Each month, Esquire commissions an unsparing inspection of Will Self ’s body. This month: teeth
The award-winning writer’s monthly anatomical survey brushes up on teeth
where to start with the teeth? I mean to say, while they aren’t with us (usually) from the very beginning, they have a nasty way of outlasting us at the end. Yes, yes, I know they’re made of dentine not bone, but they do nonetheless seem like the bits of the skull that have thrust their way through our skin. And — not to piss on your miserable, fleshy parade or anything — as a man grows older, his gums begin to recede, almost as if his skull were emerging into the full white light of his own bodily dissolution.
So, I’d better begin with my mother’s teeth, which were an absolute puzzle to me as a child. From time to time, and without warning, she’d push out the bottom row of her teeth. That’s right: she’d push them out so that they distended her lower lip, as if she were wearing some sort of tribal lip plug. We children would recoil, shocked, so shocked, we dared not ask her what the fuck was going on; we had to piece it together over the years — spotting something lurking in a glass on her bedside table, and tubes of something called Steradent in the bathroom cabinet — until we were old enough to realise that, gulp, she wore dentures. When I was much older, mother told me her teeth had all been taken out when she was in her twenties, and that this was not unusual for the Forties, when a dentist would often say to a patient: “Listen, your teeth are dreadful, and it’s going to be another half-century before there’s genuinely effective and painless dentistry. So, why don’t I just ether you up to the gills and whip ’em all out?”
Frankly, I wished they’d whipped out my father’s teeth as well. Jesus! They really were appalling: little greenish-brown nuggets of decay set at crazy angles in his crumbling gums. He would’ve qualified many times over for that volume beloved of The Simpsons, The Big Book
of British Smiles; yet I never remember him complaining of pain, or difficulty chomping and, of course, I never remember him going to the dentist.
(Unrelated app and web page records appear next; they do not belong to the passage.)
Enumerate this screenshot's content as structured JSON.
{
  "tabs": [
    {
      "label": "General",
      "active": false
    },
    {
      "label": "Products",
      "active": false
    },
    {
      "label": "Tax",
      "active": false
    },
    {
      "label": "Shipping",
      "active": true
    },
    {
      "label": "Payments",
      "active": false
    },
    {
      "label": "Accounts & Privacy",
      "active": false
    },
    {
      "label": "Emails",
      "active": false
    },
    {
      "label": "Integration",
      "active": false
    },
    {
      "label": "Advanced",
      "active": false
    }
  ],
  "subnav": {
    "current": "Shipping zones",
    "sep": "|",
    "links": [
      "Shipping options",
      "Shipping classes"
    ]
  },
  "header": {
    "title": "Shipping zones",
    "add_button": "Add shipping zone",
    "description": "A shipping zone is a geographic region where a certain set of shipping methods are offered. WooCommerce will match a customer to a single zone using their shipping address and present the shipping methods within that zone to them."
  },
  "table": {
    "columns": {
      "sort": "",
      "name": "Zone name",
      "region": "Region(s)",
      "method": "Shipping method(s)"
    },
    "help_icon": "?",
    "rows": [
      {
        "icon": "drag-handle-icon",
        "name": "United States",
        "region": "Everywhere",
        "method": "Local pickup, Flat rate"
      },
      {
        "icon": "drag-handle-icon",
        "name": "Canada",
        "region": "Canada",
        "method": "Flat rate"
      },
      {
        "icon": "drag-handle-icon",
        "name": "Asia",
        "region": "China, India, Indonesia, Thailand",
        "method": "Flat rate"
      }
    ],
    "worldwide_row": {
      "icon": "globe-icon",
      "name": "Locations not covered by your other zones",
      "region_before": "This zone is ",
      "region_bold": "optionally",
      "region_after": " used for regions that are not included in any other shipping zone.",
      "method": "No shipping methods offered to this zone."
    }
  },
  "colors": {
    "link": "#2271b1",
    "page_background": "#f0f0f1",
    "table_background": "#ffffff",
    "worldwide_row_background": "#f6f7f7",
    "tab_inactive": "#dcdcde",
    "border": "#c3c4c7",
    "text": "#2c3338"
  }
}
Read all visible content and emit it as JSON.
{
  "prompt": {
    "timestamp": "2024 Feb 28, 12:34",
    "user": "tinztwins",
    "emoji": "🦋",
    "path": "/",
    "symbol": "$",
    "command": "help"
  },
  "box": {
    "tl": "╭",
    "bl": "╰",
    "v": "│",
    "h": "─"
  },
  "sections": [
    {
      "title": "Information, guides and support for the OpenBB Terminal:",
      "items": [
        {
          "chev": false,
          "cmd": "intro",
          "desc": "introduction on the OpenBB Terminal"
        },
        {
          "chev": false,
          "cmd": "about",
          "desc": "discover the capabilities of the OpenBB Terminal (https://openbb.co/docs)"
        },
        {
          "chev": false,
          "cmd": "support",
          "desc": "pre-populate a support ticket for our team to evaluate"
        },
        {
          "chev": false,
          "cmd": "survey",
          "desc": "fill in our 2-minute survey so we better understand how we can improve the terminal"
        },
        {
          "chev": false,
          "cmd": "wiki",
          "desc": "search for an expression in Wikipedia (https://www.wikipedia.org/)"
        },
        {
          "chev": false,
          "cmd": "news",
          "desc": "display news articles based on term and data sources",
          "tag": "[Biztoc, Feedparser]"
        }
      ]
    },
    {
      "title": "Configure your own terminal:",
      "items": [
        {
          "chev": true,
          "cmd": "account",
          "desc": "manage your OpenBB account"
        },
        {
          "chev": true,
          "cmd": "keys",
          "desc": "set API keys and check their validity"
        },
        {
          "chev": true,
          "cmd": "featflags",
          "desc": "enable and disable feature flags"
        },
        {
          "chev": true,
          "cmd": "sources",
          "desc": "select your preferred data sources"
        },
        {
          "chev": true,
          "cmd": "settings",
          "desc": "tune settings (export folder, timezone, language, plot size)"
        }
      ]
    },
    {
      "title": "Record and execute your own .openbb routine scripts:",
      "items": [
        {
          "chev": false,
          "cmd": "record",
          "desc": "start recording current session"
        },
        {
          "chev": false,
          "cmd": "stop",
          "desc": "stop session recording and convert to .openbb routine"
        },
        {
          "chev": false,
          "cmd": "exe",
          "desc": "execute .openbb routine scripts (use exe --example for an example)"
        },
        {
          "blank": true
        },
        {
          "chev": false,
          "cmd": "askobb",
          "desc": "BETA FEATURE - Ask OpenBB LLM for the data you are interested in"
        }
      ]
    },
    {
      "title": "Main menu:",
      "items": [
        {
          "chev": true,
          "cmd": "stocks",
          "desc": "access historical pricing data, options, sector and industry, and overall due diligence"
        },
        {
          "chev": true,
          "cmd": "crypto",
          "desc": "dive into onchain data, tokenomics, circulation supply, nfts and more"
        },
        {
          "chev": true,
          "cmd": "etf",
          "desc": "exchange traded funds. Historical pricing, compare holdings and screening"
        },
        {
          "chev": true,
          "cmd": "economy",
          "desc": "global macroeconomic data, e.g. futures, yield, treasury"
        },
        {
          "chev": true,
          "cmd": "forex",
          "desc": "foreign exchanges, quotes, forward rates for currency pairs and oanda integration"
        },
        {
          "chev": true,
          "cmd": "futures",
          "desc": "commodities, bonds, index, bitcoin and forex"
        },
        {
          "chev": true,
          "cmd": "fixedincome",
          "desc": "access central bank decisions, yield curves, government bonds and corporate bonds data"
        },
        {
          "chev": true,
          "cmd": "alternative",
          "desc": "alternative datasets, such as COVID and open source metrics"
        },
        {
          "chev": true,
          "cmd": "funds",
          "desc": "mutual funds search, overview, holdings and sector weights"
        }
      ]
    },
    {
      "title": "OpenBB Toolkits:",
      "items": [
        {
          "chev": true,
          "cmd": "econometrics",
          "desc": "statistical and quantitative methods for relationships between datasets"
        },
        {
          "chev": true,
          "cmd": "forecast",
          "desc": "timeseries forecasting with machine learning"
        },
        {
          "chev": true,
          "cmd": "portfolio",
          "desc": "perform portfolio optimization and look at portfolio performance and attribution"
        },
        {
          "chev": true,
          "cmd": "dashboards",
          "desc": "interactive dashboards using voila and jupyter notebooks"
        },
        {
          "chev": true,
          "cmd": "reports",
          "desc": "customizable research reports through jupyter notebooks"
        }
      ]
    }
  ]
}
Mum took us to the dentist, which must have been like an Orthodox Jew visiting a pork butcher so far as she was concerned. Our